Jeffrey LewisBlinding Satellites

The Pentagon often issues dire sounding warnings like :

  • “The Soviets have … at least one ground-based laser, also at Sary Shagan, that may have sufficient power to damage some unprotected satellites in near-earth orbits.”
  • “China already may possess the capability to damage, under specific conditions, optical sensors on satellites that are very vulnerable to damage by lasers.”

The Pentagon refuses to comment on the specifics. Typical is Maj. Gen. Franklin J. Blaisdel, who told reporters “As to the specifics of that, you know, we’re getting down into the weeds in the tactical side of that; I’d prefer not to do that.”

Well, let’s get in the weeds for a second.

The qualifications, especially in the reference to China, clearly indicate that DOD is talking about the vulnerability of satellites that use optical sensors to detect light. I know the Bush Administration isn’t big on science but that vulnerability is how the damn things work. As Allen Thomson has written of imaging satellites, their “very functioning depends on concentrating incident light on a small, sensitive detector.”

Consider an series of incidents in 1975 with missile warning satellites, which detect infrared light:

Infrared sensors on board an early warning satellite stationed over the Indian Ocean, which monitors Soviet ICBM silos, were illuminated Oct. 18 from sources in the western part of the USSR. The energy level was 10-1,000 times the intensity obtained from an ICBM launch or from natural sources such as a forest fire or volcano. Five such incidents have occurred since Oct. 18, and the strong radiation persisted for more than 4 hr. on at least one occasion. No permanent damage was experienced by the spacecraft sensors, so far as is known. …

However, on Nov. 17 and Nov. 18, two other USAF satellites in highly elliptical Molniya-type orbits also experienced similar incidents with their infrared horizon sensors while over the USSR.

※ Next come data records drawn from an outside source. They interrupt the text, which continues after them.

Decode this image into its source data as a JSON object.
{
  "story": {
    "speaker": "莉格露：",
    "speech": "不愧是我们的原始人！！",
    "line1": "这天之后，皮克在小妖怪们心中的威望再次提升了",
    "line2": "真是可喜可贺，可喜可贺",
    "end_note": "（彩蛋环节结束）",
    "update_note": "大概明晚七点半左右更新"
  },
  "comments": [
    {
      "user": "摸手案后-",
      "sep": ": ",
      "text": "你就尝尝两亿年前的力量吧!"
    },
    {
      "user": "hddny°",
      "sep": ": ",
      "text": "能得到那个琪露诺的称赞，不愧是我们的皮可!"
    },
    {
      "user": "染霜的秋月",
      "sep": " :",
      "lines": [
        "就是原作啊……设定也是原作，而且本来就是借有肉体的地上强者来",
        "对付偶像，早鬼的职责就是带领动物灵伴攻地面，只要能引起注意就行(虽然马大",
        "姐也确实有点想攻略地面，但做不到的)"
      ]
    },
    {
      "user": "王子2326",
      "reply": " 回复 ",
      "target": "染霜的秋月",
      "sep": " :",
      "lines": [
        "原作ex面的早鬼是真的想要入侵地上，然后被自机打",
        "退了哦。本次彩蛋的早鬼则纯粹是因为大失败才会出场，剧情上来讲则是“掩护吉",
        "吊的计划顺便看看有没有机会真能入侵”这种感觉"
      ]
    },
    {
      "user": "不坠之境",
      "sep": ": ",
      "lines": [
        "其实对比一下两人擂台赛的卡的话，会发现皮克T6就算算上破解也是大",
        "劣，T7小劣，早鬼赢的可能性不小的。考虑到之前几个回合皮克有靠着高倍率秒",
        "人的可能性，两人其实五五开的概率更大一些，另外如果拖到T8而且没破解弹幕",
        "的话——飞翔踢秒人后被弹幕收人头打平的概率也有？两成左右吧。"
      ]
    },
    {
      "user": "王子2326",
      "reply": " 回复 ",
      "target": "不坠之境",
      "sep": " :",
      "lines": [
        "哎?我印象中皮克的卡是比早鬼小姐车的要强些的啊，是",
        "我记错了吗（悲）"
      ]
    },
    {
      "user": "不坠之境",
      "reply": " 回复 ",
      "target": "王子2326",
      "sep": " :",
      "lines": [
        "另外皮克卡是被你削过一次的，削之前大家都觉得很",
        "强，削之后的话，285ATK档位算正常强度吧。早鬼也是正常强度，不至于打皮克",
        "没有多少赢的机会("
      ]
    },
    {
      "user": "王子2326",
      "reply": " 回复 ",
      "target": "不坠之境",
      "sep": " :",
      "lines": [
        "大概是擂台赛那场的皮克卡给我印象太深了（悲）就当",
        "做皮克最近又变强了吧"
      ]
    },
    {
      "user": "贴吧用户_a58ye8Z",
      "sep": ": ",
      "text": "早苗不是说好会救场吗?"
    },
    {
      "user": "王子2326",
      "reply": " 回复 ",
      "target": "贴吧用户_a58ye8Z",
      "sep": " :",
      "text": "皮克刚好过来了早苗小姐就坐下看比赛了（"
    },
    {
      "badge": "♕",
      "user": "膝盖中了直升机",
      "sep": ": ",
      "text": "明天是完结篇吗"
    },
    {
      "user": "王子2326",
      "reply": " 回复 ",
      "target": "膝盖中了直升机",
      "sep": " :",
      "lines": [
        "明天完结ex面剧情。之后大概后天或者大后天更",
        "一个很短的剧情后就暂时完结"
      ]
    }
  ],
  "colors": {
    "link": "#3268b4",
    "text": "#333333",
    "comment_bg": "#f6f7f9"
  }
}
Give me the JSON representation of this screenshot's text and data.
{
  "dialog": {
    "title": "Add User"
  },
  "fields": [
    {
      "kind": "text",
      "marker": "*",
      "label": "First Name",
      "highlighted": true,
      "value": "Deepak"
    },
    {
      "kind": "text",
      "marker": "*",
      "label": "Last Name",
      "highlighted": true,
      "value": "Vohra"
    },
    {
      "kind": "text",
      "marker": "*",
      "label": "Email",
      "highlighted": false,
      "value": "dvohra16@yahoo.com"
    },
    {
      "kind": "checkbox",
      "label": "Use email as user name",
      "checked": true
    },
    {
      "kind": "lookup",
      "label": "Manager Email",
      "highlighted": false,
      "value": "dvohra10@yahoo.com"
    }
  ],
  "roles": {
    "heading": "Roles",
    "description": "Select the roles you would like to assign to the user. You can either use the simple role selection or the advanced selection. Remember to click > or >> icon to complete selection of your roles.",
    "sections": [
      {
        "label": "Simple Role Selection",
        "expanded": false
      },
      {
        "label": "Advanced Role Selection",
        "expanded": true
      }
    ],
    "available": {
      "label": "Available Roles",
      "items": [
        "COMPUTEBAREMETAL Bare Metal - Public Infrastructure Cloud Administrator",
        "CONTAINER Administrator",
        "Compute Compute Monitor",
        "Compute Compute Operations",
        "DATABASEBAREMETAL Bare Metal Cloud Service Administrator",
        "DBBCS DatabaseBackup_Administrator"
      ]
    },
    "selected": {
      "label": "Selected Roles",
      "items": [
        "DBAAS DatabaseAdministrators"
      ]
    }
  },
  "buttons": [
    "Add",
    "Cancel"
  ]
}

The initial judgment of many in the Department of Defense was that the Soviet Union was experimenting with lasers. Then, cooler heads prevailed:

In his first meeting with the press as Defense secretary, Donald H. Rumsfeld sought to discount earlier Defense Dept. reports that tended to support the view that the Soviets used laser devices to blind the U.S. satellites. … Shortly after the Rumsfeld meeting, background material from the Pentagon wasmade public that said the cause was believed related to breaks in gas pipelines in the USSR. [Emphasis mine.]

Gas fires may generate enough infrared light to temporarily blind satellites. Why? Because missile launches and other natural phenomena, which the satellites must be sensitive enough to detect, are 10-1,000 times less bright that these gas fires. The satellite has to be sensitive.

DOD is taking a trivial statement that is true (optical sensors are sensitive to light) and using it as a warrant for the claim, as summarized by one story, that “China appears to be sharpening its war fighting space skills.”

Calm down people.


“The Soviets have …” Department of Defense, Soviet Military Power 1990 (Washington, DC: Government Printing Office, September 1990) 61.

“China already may possess …” Department of Defense, Report to Congress Pursuant to the FY2000 National Defense Authorization Act, Annual Report On The Military Power Of The People¬ís Republic Of China, (Washington, DC: Government Printing Office, July 2003) 32.

“Infrared sensors on board …” Philip J. Klass, “Anti-Satellite Laser Use Suspected,” Aviation Week & Space Technology (December 8, 1975) 12.

“In his first meeting …” “DOD Continues Satellite Blinding Investigation,” Aviation Week & Space Technology (January 5, 1976) 18.